The team will be made up of health professionals who have experience managing conditions such as oesophagogastric cancer. Your doctor will tell you when the team will be discussing your case.
Your doctor should discuss the different treatment options with you including the likely outcomes, expected timeframes, possible side effects and the risks and benefits. Your doctor may also suggest you consider taking part in a clinical trial. You might want to ask for more time before deciding on your treatment, or ask for a second opinion.
Let your team know about any complementary therapies you are using or thinking about trying. Some therapies may not be appropriate, depending on your medical treatment.

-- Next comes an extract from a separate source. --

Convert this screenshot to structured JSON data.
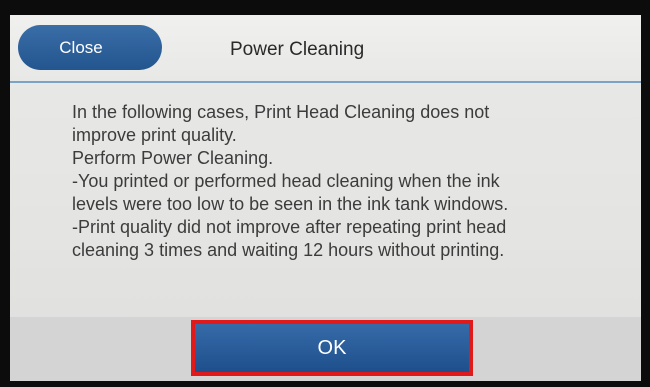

Oesophagogastric cancer is often not found until it is advanced because symptoms can go unnoticed, and it can sometimes be difficult to completely remove all the cancerous cells. In some cases more than one type of treatment will be used to get the best outcome.
Treatment options for oesophagogastric cancer:
It is important that this surgery is performed by a surgeon who is experienced in performing oesophagogastric cancer surgery and who regularly performs these operations.
Several types of treatment can be done by passing an endoscope down the throat. Some of these treatments may be used to try to cure very early stage cancers or even to prevent them from developing.
Chemotherapy or drug therapy
Chemotherapy or drug therapy may be given to treat cancers that have spread to other organs.
Radation therapy (also called radiotherapy) may benefit patients with some types of oesophagogastric cancer including cancer that has spread to different parts of the body. It may be given to you in combination with surgery or chemotherapy.
The doctor inserts a tube of flexible mesh (a stent) into your oesophagus. The stent expands the oesophagus to allow fluid and food to pass into the stomach more easily.
Your doctor should discuss your needs with you during and after treatment (including physical, psychological, social and information) and may refer you to another service or health professional for different aspects of your care. It is particularly important that you have access to a dietitian and a speech pathologist during your treatment.
It can be helpful to contact cancer peer support groups and support groups for carers.
Palliative treatment could be used at different stages to relieve various symptoms and help to improve quality of life. Help should be sought for any troubling symptoms (for example pain, difficulty swallowing). For more information about treatment and treatment side effects ask your doctor or visit www.cancer.org.au/about-cancer/treatment.